■ Task goal ■
Print every entry exactly as it appears, but skip the pictures.

*****

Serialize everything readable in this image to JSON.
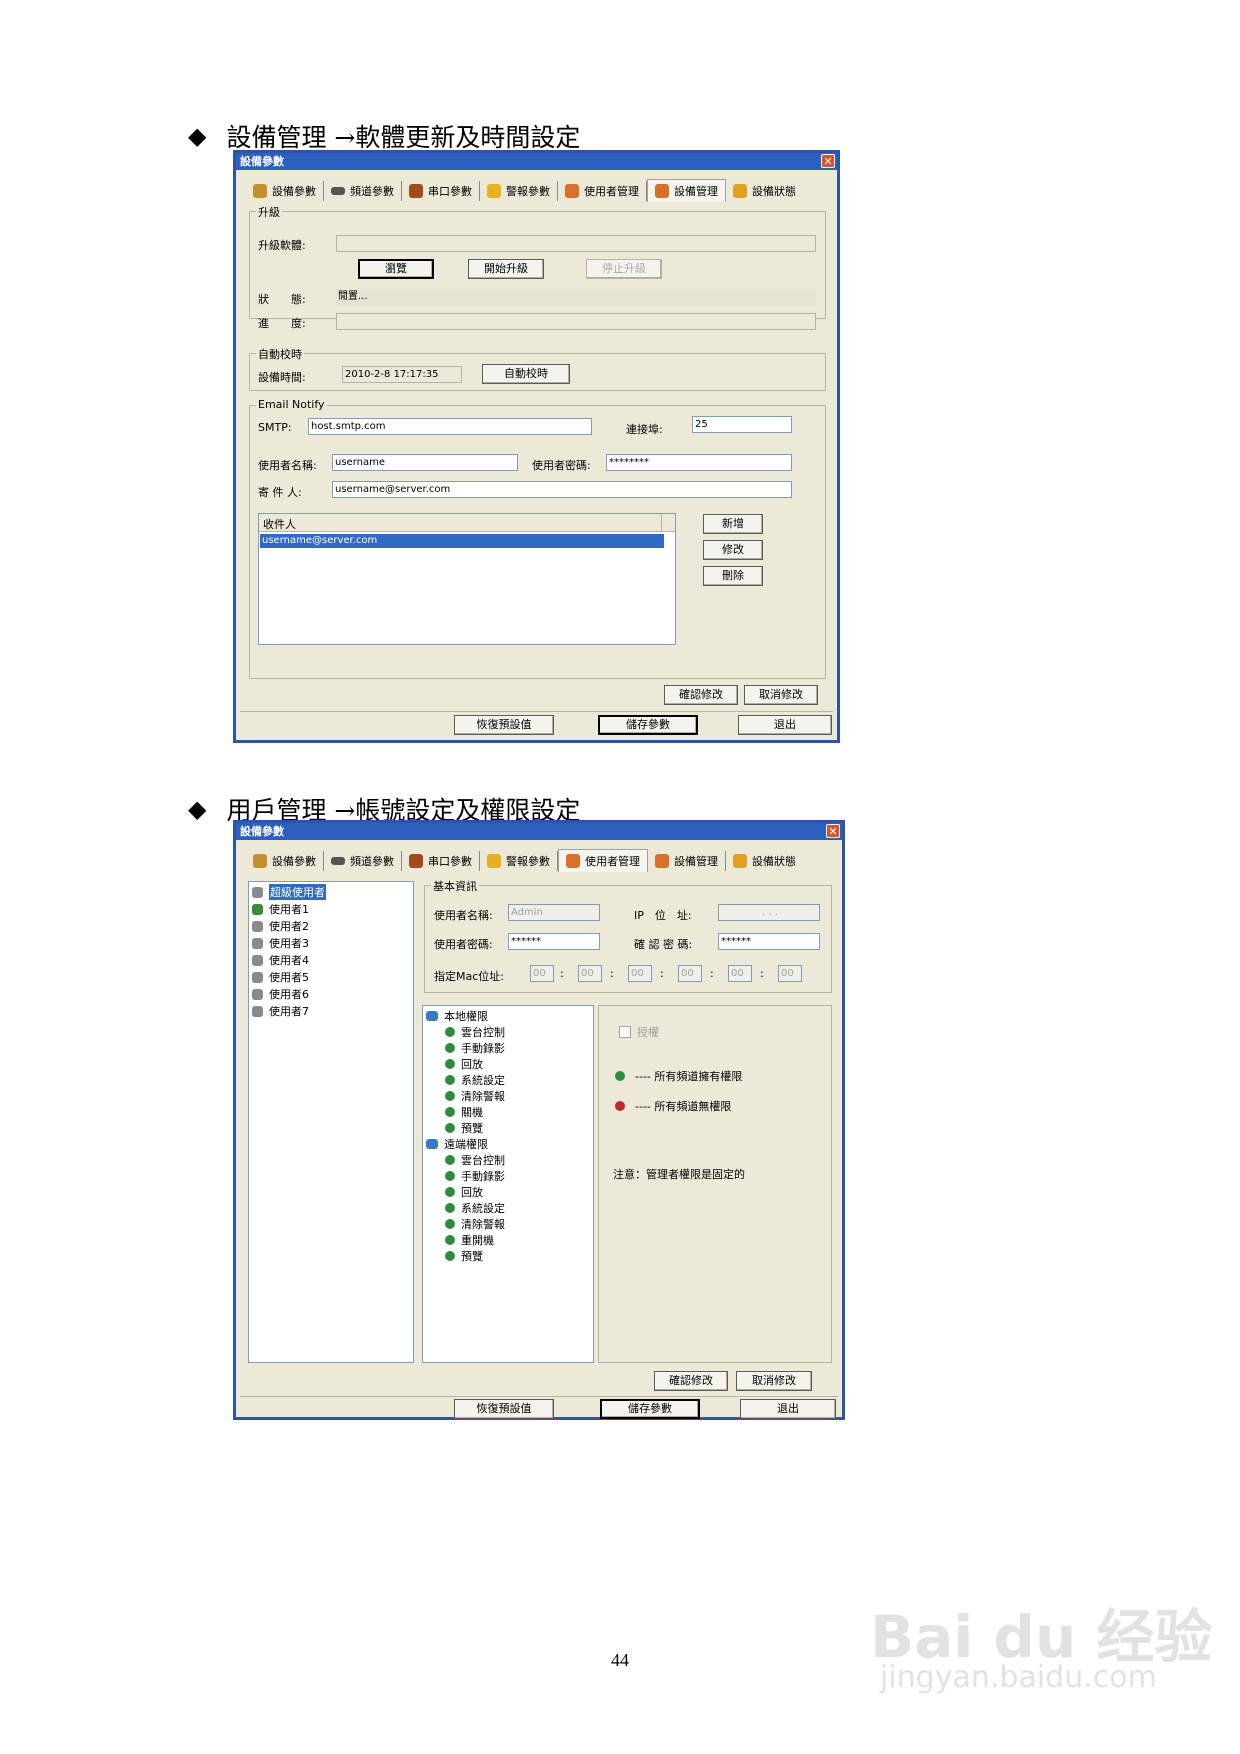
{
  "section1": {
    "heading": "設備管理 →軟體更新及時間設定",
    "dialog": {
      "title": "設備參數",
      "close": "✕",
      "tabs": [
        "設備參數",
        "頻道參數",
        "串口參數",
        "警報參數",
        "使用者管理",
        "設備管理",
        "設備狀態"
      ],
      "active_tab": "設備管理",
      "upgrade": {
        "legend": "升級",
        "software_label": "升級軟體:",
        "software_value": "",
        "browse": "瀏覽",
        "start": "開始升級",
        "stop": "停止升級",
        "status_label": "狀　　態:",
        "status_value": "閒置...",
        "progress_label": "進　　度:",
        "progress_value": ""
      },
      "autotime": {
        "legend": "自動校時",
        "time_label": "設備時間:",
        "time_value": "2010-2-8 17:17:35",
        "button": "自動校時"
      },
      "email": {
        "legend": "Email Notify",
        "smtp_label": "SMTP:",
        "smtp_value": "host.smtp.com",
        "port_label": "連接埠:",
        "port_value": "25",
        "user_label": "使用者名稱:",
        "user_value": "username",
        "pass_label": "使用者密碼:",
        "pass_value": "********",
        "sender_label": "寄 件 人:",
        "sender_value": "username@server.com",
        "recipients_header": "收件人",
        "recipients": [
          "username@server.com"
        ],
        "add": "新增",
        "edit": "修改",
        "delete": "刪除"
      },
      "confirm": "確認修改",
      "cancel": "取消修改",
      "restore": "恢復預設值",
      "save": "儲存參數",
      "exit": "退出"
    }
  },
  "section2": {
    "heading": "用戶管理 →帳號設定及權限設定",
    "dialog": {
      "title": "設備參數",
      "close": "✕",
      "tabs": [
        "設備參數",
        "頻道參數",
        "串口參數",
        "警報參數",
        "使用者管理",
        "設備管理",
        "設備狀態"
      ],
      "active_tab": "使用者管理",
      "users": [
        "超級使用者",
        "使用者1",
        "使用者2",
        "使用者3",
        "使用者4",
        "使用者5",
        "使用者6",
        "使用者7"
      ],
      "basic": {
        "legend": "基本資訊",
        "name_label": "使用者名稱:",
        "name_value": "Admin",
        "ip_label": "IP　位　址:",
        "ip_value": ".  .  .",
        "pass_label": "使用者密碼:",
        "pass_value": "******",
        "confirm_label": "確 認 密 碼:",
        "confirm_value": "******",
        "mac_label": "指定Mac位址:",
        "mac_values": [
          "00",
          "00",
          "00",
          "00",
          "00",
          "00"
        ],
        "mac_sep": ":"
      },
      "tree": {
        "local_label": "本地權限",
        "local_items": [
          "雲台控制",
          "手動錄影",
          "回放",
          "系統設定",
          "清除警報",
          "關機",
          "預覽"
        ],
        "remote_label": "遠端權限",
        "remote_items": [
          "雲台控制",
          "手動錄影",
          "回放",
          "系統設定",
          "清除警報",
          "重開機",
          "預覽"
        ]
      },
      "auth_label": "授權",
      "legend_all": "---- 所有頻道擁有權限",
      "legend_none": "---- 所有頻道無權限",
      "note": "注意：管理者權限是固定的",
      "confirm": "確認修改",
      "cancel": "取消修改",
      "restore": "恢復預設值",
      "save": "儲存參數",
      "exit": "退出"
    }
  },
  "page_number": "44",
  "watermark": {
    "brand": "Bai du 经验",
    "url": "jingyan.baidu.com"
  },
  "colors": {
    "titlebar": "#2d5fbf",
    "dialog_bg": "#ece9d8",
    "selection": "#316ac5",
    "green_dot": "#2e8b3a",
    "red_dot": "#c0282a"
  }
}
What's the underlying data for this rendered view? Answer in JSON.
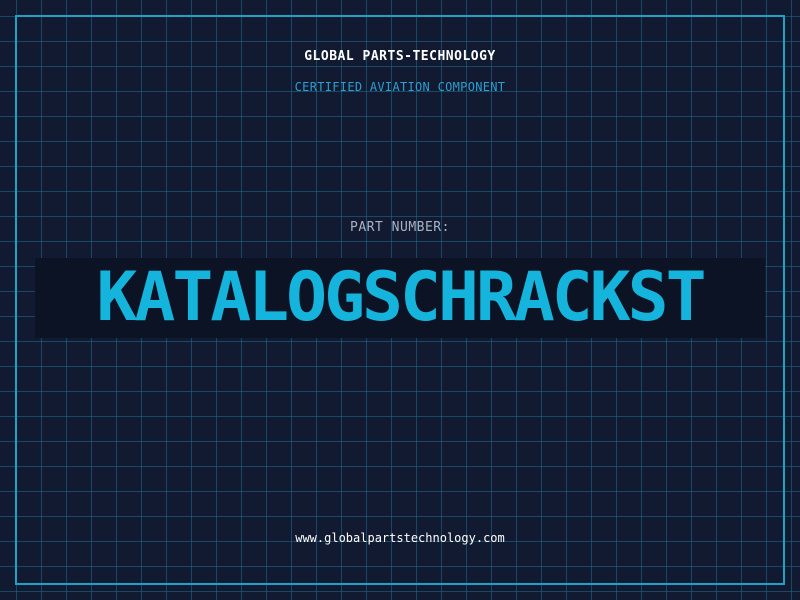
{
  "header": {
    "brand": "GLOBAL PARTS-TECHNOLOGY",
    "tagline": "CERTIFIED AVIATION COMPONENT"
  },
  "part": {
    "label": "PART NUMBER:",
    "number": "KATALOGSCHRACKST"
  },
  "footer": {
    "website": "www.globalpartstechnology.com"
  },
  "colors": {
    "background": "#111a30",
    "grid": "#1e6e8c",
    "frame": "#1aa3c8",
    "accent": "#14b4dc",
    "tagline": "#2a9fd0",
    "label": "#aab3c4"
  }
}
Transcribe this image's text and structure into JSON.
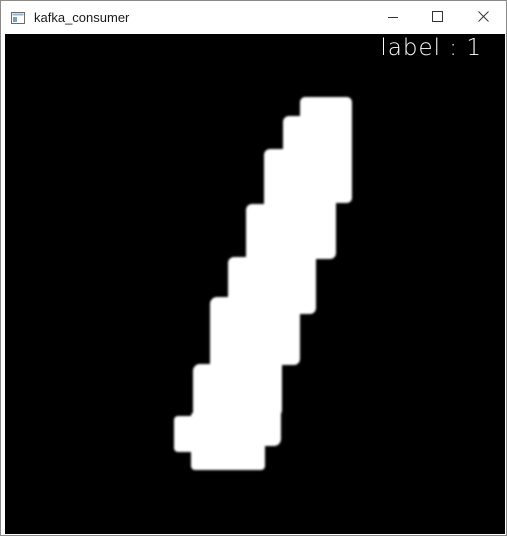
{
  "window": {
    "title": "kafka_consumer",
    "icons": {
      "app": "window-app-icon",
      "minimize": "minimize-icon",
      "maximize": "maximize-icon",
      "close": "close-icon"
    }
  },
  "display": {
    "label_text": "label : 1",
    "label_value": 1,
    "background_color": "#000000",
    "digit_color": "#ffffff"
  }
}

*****

■ Exercise response ■
Serialize everything readable in this image to JSON.
{
  "section1": {
    "heading": "設備管理 →軟體更新及時間設定",
    "dialog": {
      "title": "設備參數",
      "close": "✕",
      "tabs": [
        "設備參數",
        "頻道參數",
        "串口參數",
        "警報參數",
        "使用者管理",
        "設備管理",
        "設備狀態"
      ],
      "active_tab": "設備管理",
      "upgrade": {
        "legend": "升級",
        "software_label": "升級軟體:",
        "software_value": "",
        "browse": "瀏覽",
        "start": "開始升級",
        "stop": "停止升級",
        "status_label": "狀　　態:",
        "status_value": "閒置...",
        "progress_label": "進　　度:",
        "progress_value": ""
      },
      "autotime": {
        "legend": "自動校時",
        "time_label": "設備時間:",
        "time_value": "2010-2-8 17:17:35",
        "button": "自動校時"
      },
      "email": {
        "legend": "Email Notify",
        "smtp_label": "SMTP:",
        "smtp_value": "host.smtp.com",
        "port_label": "連接埠:",
        "port_value": "25",
        "user_label": "使用者名稱:",
        "user_value": "username",
        "pass_label": "使用者密碼:",
        "pass_value": "********",
        "sender_label": "寄 件 人:",
        "sender_value": "username@server.com",
        "recipients_header": "收件人",
        "recipients": [
          "username@server.com"
        ],
        "add": "新增",
        "edit": "修改",
        "delete": "刪除"
      },
      "confirm": "確認修改",
      "cancel": "取消修改",
      "restore": "恢復預設值",
      "save": "儲存參數",
      "exit": "退出"
    }
  },
  "section2": {
    "heading": "用戶管理 →帳號設定及權限設定",
    "dialog": {
      "title": "設備參數",
      "close": "✕",
      "tabs": [
        "設備參數",
        "頻道參數",
        "串口參數",
        "警報參數",
        "使用者管理",
        "設備管理",
        "設備狀態"
      ],
      "active_tab": "使用者管理",
      "users": [
        "超級使用者",
        "使用者1",
        "使用者2",
        "使用者3",
        "使用者4",
        "使用者5",
        "使用者6",
        "使用者7"
      ],
      "basic": {
        "legend": "基本資訊",
        "name_label": "使用者名稱:",
        "name_value": "Admin",
        "ip_label": "IP　位　址:",
        "ip_value": ".  .  .",
        "pass_label": "使用者密碼:",
        "pass_value": "******",
        "confirm_label": "確 認 密 碼:",
        "confirm_value": "******",
        "mac_label": "指定Mac位址:",
        "mac_values": [
          "00",
          "00",
          "00",
          "00",
          "00",
          "00"
        ],
        "mac_sep": ":"
      },
      "tree": {
        "local_label": "本地權限",
        "local_items": [
          "雲台控制",
          "手動錄影",
          "回放",
          "系統設定",
          "清除警報",
          "關機",
          "預覽"
        ],
        "remote_label": "遠端權限",
        "remote_items": [
          "雲台控制",
          "手動錄影",
          "回放",
          "系統設定",
          "清除警報",
          "重開機",
          "預覽"
        ]
      },
      "auth_label": "授權",
      "legend_all": "---- 所有頻道擁有權限",
      "legend_none": "---- 所有頻道無權限",
      "note": "注意：管理者權限是固定的",
      "confirm": "確認修改",
      "cancel": "取消修改",
      "restore": "恢復預設值",
      "save": "儲存參數",
      "exit": "退出"
    }
  },
  "page_number": "44",
  "watermark": {
    "brand": "Bai du 经验",
    "url": "jingyan.baidu.com"
  },
  "colors": {
    "titlebar": "#2d5fbf",
    "dialog_bg": "#ece9d8",
    "selection": "#316ac5",
    "green_dot": "#2e8b3a",
    "red_dot": "#c0282a"
  }
}
What's the underlying data for this rendered view? Answer in JSON.
{
  "header": {
    "brand": "GLOBAL PARTS-TECHNOLOGY",
    "tagline": "CERTIFIED AVIATION COMPONENT"
  },
  "part": {
    "label": "PART NUMBER:",
    "number": "KATALOGSCHRACKST"
  },
  "footer": {
    "website": "www.globalpartstechnology.com"
  },
  "colors": {
    "background": "#111a30",
    "grid": "#1e6e8c",
    "frame": "#1aa3c8",
    "accent": "#14b4dc",
    "tagline": "#2a9fd0",
    "label": "#aab3c4"
  }
}
Transcribe this image's text and structure into JSON.
{
  "window": {
    "title": "kafka_consumer",
    "icons": {
      "app": "window-app-icon",
      "minimize": "minimize-icon",
      "maximize": "maximize-icon",
      "close": "close-icon"
    }
  },
  "display": {
    "label_text": "label : 1",
    "label_value": 1,
    "background_color": "#000000",
    "digit_color": "#ffffff"
  }
}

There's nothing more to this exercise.